In the following excerpt, also from the 1984 Berkshire Hathaway Shareholder Letter, Buffett covers the exact opposite type of earnings: "unrestricted".
Here's his explanation of how unrestricted earnings should be treated:
For a number of reasons managers like to withhold unrestricted, readily distributable earnings from shareholders - to expand the corporate empire over which the managers rule, to operate from a position of exceptional financial comfort, etc. But we believe there is only one valid reason for retention. Unrestricted earnings should be retained only when there is a reasonable prospect - backed preferably by historical evidence or, when appropriate, by a thoughtful analysis of the future - that for every dollar retained by the corporation, at least one dollar of market value will be created for owners. This will happen only if the capital retained produces incremental earnings equal to, or above, those generally available to investors.
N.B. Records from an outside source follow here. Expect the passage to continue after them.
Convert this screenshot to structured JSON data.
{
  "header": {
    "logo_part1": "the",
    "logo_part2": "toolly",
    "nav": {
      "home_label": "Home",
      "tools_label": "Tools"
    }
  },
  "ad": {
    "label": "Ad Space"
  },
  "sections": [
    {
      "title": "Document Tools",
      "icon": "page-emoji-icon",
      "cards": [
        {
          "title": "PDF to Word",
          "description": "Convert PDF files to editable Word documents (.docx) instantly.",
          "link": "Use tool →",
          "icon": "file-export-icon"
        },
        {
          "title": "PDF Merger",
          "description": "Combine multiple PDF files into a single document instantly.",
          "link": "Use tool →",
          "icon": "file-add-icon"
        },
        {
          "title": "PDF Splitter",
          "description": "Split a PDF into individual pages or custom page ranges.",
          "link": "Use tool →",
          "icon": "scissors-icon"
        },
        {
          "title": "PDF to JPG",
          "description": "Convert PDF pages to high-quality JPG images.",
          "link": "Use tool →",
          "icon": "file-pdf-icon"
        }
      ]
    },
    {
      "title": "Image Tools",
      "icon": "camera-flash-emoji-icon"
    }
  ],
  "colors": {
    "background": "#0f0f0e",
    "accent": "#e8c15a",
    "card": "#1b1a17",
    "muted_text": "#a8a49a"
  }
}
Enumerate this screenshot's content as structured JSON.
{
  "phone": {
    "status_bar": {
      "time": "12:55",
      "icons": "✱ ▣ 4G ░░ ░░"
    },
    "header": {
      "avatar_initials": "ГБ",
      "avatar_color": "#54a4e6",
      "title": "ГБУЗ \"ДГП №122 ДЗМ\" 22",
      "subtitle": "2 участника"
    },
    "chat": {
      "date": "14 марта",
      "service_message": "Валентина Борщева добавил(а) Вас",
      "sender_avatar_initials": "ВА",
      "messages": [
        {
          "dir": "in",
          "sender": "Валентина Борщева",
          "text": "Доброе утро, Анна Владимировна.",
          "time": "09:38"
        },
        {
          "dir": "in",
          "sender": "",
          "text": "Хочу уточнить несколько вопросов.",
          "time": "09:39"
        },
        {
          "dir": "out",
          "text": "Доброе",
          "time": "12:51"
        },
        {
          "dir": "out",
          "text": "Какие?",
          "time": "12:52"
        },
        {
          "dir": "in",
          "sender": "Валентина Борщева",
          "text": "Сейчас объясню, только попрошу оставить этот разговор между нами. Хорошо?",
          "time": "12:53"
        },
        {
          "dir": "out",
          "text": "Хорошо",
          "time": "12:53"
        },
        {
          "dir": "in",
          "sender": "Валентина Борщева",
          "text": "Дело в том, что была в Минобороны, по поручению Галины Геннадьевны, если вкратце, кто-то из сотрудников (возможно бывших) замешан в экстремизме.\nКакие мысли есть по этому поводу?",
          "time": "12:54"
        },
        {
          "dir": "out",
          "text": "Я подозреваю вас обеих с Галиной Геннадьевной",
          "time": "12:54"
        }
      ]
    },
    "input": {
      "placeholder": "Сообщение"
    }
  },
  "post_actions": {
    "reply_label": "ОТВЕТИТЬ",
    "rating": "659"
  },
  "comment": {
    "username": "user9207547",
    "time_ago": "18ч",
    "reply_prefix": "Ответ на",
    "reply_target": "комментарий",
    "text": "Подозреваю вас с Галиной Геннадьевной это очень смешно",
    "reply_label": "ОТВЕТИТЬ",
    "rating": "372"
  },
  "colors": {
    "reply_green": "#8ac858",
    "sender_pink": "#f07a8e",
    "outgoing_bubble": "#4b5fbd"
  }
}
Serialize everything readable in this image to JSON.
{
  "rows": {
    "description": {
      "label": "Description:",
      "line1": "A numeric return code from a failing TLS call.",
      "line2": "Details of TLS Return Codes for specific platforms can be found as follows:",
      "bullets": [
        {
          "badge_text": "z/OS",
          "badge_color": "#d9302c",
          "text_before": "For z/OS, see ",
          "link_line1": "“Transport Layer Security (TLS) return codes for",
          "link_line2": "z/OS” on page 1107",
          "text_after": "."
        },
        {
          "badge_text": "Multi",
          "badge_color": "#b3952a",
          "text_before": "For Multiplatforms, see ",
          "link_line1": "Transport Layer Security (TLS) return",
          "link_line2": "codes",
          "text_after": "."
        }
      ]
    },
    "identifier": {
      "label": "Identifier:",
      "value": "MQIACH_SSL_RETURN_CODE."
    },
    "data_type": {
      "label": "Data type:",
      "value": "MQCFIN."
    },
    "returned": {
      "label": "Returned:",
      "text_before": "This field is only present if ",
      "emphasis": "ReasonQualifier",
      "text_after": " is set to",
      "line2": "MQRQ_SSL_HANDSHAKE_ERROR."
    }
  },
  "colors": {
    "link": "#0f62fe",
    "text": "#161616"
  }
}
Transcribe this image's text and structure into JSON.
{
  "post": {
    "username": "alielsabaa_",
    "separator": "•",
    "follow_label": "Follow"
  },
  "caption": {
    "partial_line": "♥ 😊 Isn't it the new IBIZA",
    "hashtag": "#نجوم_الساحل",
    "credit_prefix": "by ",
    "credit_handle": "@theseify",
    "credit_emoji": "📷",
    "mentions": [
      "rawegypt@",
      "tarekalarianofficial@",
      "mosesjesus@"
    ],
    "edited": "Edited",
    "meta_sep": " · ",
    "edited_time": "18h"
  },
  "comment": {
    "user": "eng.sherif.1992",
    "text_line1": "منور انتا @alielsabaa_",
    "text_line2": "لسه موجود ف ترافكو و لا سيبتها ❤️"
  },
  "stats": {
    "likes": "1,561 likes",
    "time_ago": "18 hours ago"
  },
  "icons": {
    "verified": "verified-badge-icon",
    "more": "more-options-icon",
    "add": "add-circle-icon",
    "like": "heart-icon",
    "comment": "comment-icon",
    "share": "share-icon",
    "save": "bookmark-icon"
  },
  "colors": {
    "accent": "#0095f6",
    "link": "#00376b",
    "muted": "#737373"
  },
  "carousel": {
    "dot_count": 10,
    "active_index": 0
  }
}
To illustrate, let’s assume that an investor owns a risk-free 10% perpetual bond with one very unusual feature. Each year the investor can elect either to take his 10% coupon in cash, or to reinvest the coupon in more 10% bonds with identical terms; i.e., a perpetual life and coupons offering the same cash-or-reinvest option. If, in any given year, the prevailing interest rate on long-term, risk-free bonds is 5%, it would be foolish for the investor to take his coupon in cash since the 10% bonds he could instead choose would be worth considerably more than 100 cents on the dollar. Under these circumstances, the investor wanting to get his hands on cash should take his coupon in additional bonds and then immediately sell them. By doing that, he would realize more cash than if he had taken his coupon directly in cash. Assuming all bonds were held by rational investors, no one would opt for cash in an era of 5% interest rates, not even those bondholders needing cash for living purposes.
If, however, interest rates were 15%, no rational investor would want his money invested for him at 10%. Instead, the investor would choose to take his coupon in cash, even if his personal cash needs were nil. The opposite course - reinvestment of the coupon - would give an investor additional bonds with market value far less than the cash he could have elected. If he should want 10% bonds, he can simply take the cash received and buy them in the market, where they will be available at a large discount.
An analysis similar to that made by our hypothetical bondholder is appropriate for owners in thinking about whether a company’s unrestricted earnings should be retained or paid out. Of course, the analysis is much more difficult and subject to error because the rate earned on reinvested earnings is not a contractual figure, as in our bond case, but rather a fluctuating figure. Owners must guess as to what the rate will average over the intermediate future. However, once an informed guess is made, the rest of the analysis is simple: you should wish your earnings to be reinvested if they can be expected to earn high returns, and you should wish them paid to you if low returns are the likely outcome of reinvestment.
For many years Berkshire Hathaway (BRKa) has been able to earn far better than market returns on the earnings it retains. Much of those returns came down to Buffett's enormous skill. It made sense to not pay a dividend.
Today, considering Berkshire Hathaway's size, how long before it cannot put those earnings to good use and earn a greater than market rate of return with all of the dollars?
It could be a while yet, but it seems likely that the distribution of at least a small portion of its sizable quantity of unrestricted earnings in the form of dividends will need to begin.